* **HOW TO COMPLETE THIS TASK**
Your reply must contain the full listing below, reproduced exactly, but no pictures.

--- --- ---

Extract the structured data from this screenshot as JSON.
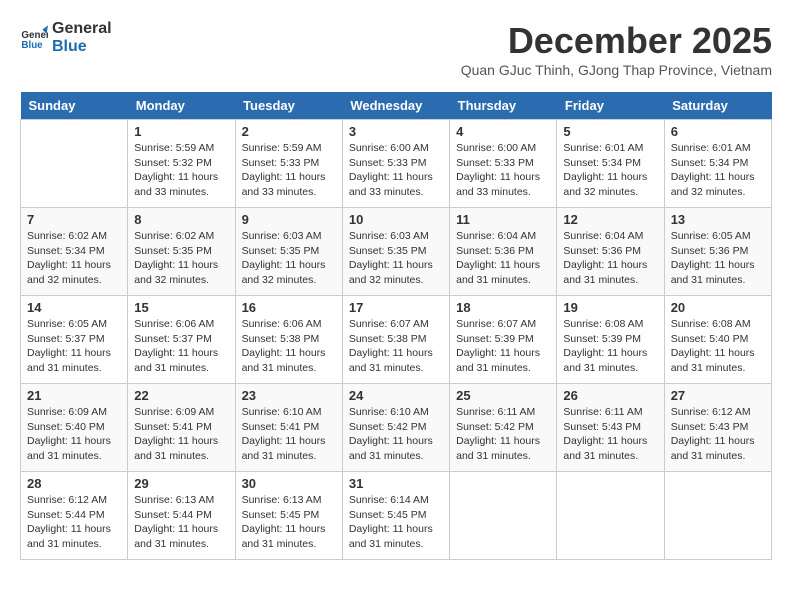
{
  "logo": {
    "line1": "General",
    "line2": "Blue"
  },
  "title": "December 2025",
  "subtitle": "Quan GJuc Thinh, GJong Thap Province, Vietnam",
  "days_of_week": [
    "Sunday",
    "Monday",
    "Tuesday",
    "Wednesday",
    "Thursday",
    "Friday",
    "Saturday"
  ],
  "weeks": [
    [
      {
        "day": "",
        "info": ""
      },
      {
        "day": "1",
        "info": "Sunrise: 5:59 AM\nSunset: 5:32 PM\nDaylight: 11 hours\nand 33 minutes."
      },
      {
        "day": "2",
        "info": "Sunrise: 5:59 AM\nSunset: 5:33 PM\nDaylight: 11 hours\nand 33 minutes."
      },
      {
        "day": "3",
        "info": "Sunrise: 6:00 AM\nSunset: 5:33 PM\nDaylight: 11 hours\nand 33 minutes."
      },
      {
        "day": "4",
        "info": "Sunrise: 6:00 AM\nSunset: 5:33 PM\nDaylight: 11 hours\nand 33 minutes."
      },
      {
        "day": "5",
        "info": "Sunrise: 6:01 AM\nSunset: 5:34 PM\nDaylight: 11 hours\nand 32 minutes."
      },
      {
        "day": "6",
        "info": "Sunrise: 6:01 AM\nSunset: 5:34 PM\nDaylight: 11 hours\nand 32 minutes."
      }
    ],
    [
      {
        "day": "7",
        "info": "Sunrise: 6:02 AM\nSunset: 5:34 PM\nDaylight: 11 hours\nand 32 minutes."
      },
      {
        "day": "8",
        "info": "Sunrise: 6:02 AM\nSunset: 5:35 PM\nDaylight: 11 hours\nand 32 minutes."
      },
      {
        "day": "9",
        "info": "Sunrise: 6:03 AM\nSunset: 5:35 PM\nDaylight: 11 hours\nand 32 minutes."
      },
      {
        "day": "10",
        "info": "Sunrise: 6:03 AM\nSunset: 5:35 PM\nDaylight: 11 hours\nand 32 minutes."
      },
      {
        "day": "11",
        "info": "Sunrise: 6:04 AM\nSunset: 5:36 PM\nDaylight: 11 hours\nand 31 minutes."
      },
      {
        "day": "12",
        "info": "Sunrise: 6:04 AM\nSunset: 5:36 PM\nDaylight: 11 hours\nand 31 minutes."
      },
      {
        "day": "13",
        "info": "Sunrise: 6:05 AM\nSunset: 5:36 PM\nDaylight: 11 hours\nand 31 minutes."
      }
    ],
    [
      {
        "day": "14",
        "info": "Sunrise: 6:05 AM\nSunset: 5:37 PM\nDaylight: 11 hours\nand 31 minutes."
      },
      {
        "day": "15",
        "info": "Sunrise: 6:06 AM\nSunset: 5:37 PM\nDaylight: 11 hours\nand 31 minutes."
      },
      {
        "day": "16",
        "info": "Sunrise: 6:06 AM\nSunset: 5:38 PM\nDaylight: 11 hours\nand 31 minutes."
      },
      {
        "day": "17",
        "info": "Sunrise: 6:07 AM\nSunset: 5:38 PM\nDaylight: 11 hours\nand 31 minutes."
      },
      {
        "day": "18",
        "info": "Sunrise: 6:07 AM\nSunset: 5:39 PM\nDaylight: 11 hours\nand 31 minutes."
      },
      {
        "day": "19",
        "info": "Sunrise: 6:08 AM\nSunset: 5:39 PM\nDaylight: 11 hours\nand 31 minutes."
      },
      {
        "day": "20",
        "info": "Sunrise: 6:08 AM\nSunset: 5:40 PM\nDaylight: 11 hours\nand 31 minutes."
      }
    ],
    [
      {
        "day": "21",
        "info": "Sunrise: 6:09 AM\nSunset: 5:40 PM\nDaylight: 11 hours\nand 31 minutes."
      },
      {
        "day": "22",
        "info": "Sunrise: 6:09 AM\nSunset: 5:41 PM\nDaylight: 11 hours\nand 31 minutes."
      },
      {
        "day": "23",
        "info": "Sunrise: 6:10 AM\nSunset: 5:41 PM\nDaylight: 11 hours\nand 31 minutes."
      },
      {
        "day": "24",
        "info": "Sunrise: 6:10 AM\nSunset: 5:42 PM\nDaylight: 11 hours\nand 31 minutes."
      },
      {
        "day": "25",
        "info": "Sunrise: 6:11 AM\nSunset: 5:42 PM\nDaylight: 11 hours\nand 31 minutes."
      },
      {
        "day": "26",
        "info": "Sunrise: 6:11 AM\nSunset: 5:43 PM\nDaylight: 11 hours\nand 31 minutes."
      },
      {
        "day": "27",
        "info": "Sunrise: 6:12 AM\nSunset: 5:43 PM\nDaylight: 11 hours\nand 31 minutes."
      }
    ],
    [
      {
        "day": "28",
        "info": "Sunrise: 6:12 AM\nSunset: 5:44 PM\nDaylight: 11 hours\nand 31 minutes."
      },
      {
        "day": "29",
        "info": "Sunrise: 6:13 AM\nSunset: 5:44 PM\nDaylight: 11 hours\nand 31 minutes."
      },
      {
        "day": "30",
        "info": "Sunrise: 6:13 AM\nSunset: 5:45 PM\nDaylight: 11 hours\nand 31 minutes."
      },
      {
        "day": "31",
        "info": "Sunrise: 6:14 AM\nSunset: 5:45 PM\nDaylight: 11 hours\nand 31 minutes."
      },
      {
        "day": "",
        "info": ""
      },
      {
        "day": "",
        "info": ""
      },
      {
        "day": "",
        "info": ""
      }
    ]
  ]
}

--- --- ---

* **SOLUTION**
Extract the structured data from this screenshot as JSON.
{
  "logo": {
    "line1": "General",
    "line2": "Blue"
  },
  "title": "December 2025",
  "subtitle": "Quan GJuc Thinh, GJong Thap Province, Vietnam",
  "days_of_week": [
    "Sunday",
    "Monday",
    "Tuesday",
    "Wednesday",
    "Thursday",
    "Friday",
    "Saturday"
  ],
  "weeks": [
    [
      {
        "day": "",
        "info": ""
      },
      {
        "day": "1",
        "info": "Sunrise: 5:59 AM\nSunset: 5:32 PM\nDaylight: 11 hours\nand 33 minutes."
      },
      {
        "day": "2",
        "info": "Sunrise: 5:59 AM\nSunset: 5:33 PM\nDaylight: 11 hours\nand 33 minutes."
      },
      {
        "day": "3",
        "info": "Sunrise: 6:00 AM\nSunset: 5:33 PM\nDaylight: 11 hours\nand 33 minutes."
      },
      {
        "day": "4",
        "info": "Sunrise: 6:00 AM\nSunset: 5:33 PM\nDaylight: 11 hours\nand 33 minutes."
      },
      {
        "day": "5",
        "info": "Sunrise: 6:01 AM\nSunset: 5:34 PM\nDaylight: 11 hours\nand 32 minutes."
      },
      {
        "day": "6",
        "info": "Sunrise: 6:01 AM\nSunset: 5:34 PM\nDaylight: 11 hours\nand 32 minutes."
      }
    ],
    [
      {
        "day": "7",
        "info": "Sunrise: 6:02 AM\nSunset: 5:34 PM\nDaylight: 11 hours\nand 32 minutes."
      },
      {
        "day": "8",
        "info": "Sunrise: 6:02 AM\nSunset: 5:35 PM\nDaylight: 11 hours\nand 32 minutes."
      },
      {
        "day": "9",
        "info": "Sunrise: 6:03 AM\nSunset: 5:35 PM\nDaylight: 11 hours\nand 32 minutes."
      },
      {
        "day": "10",
        "info": "Sunrise: 6:03 AM\nSunset: 5:35 PM\nDaylight: 11 hours\nand 32 minutes."
      },
      {
        "day": "11",
        "info": "Sunrise: 6:04 AM\nSunset: 5:36 PM\nDaylight: 11 hours\nand 31 minutes."
      },
      {
        "day": "12",
        "info": "Sunrise: 6:04 AM\nSunset: 5:36 PM\nDaylight: 11 hours\nand 31 minutes."
      },
      {
        "day": "13",
        "info": "Sunrise: 6:05 AM\nSunset: 5:36 PM\nDaylight: 11 hours\nand 31 minutes."
      }
    ],
    [
      {
        "day": "14",
        "info": "Sunrise: 6:05 AM\nSunset: 5:37 PM\nDaylight: 11 hours\nand 31 minutes."
      },
      {
        "day": "15",
        "info": "Sunrise: 6:06 AM\nSunset: 5:37 PM\nDaylight: 11 hours\nand 31 minutes."
      },
      {
        "day": "16",
        "info": "Sunrise: 6:06 AM\nSunset: 5:38 PM\nDaylight: 11 hours\nand 31 minutes."
      },
      {
        "day": "17",
        "info": "Sunrise: 6:07 AM\nSunset: 5:38 PM\nDaylight: 11 hours\nand 31 minutes."
      },
      {
        "day": "18",
        "info": "Sunrise: 6:07 AM\nSunset: 5:39 PM\nDaylight: 11 hours\nand 31 minutes."
      },
      {
        "day": "19",
        "info": "Sunrise: 6:08 AM\nSunset: 5:39 PM\nDaylight: 11 hours\nand 31 minutes."
      },
      {
        "day": "20",
        "info": "Sunrise: 6:08 AM\nSunset: 5:40 PM\nDaylight: 11 hours\nand 31 minutes."
      }
    ],
    [
      {
        "day": "21",
        "info": "Sunrise: 6:09 AM\nSunset: 5:40 PM\nDaylight: 11 hours\nand 31 minutes."
      },
      {
        "day": "22",
        "info": "Sunrise: 6:09 AM\nSunset: 5:41 PM\nDaylight: 11 hours\nand 31 minutes."
      },
      {
        "day": "23",
        "info": "Sunrise: 6:10 AM\nSunset: 5:41 PM\nDaylight: 11 hours\nand 31 minutes."
      },
      {
        "day": "24",
        "info": "Sunrise: 6:10 AM\nSunset: 5:42 PM\nDaylight: 11 hours\nand 31 minutes."
      },
      {
        "day": "25",
        "info": "Sunrise: 6:11 AM\nSunset: 5:42 PM\nDaylight: 11 hours\nand 31 minutes."
      },
      {
        "day": "26",
        "info": "Sunrise: 6:11 AM\nSunset: 5:43 PM\nDaylight: 11 hours\nand 31 minutes."
      },
      {
        "day": "27",
        "info": "Sunrise: 6:12 AM\nSunset: 5:43 PM\nDaylight: 11 hours\nand 31 minutes."
      }
    ],
    [
      {
        "day": "28",
        "info": "Sunrise: 6:12 AM\nSunset: 5:44 PM\nDaylight: 11 hours\nand 31 minutes."
      },
      {
        "day": "29",
        "info": "Sunrise: 6:13 AM\nSunset: 5:44 PM\nDaylight: 11 hours\nand 31 minutes."
      },
      {
        "day": "30",
        "info": "Sunrise: 6:13 AM\nSunset: 5:45 PM\nDaylight: 11 hours\nand 31 minutes."
      },
      {
        "day": "31",
        "info": "Sunrise: 6:14 AM\nSunset: 5:45 PM\nDaylight: 11 hours\nand 31 minutes."
      },
      {
        "day": "",
        "info": ""
      },
      {
        "day": "",
        "info": ""
      },
      {
        "day": "",
        "info": ""
      }
    ]
  ]
}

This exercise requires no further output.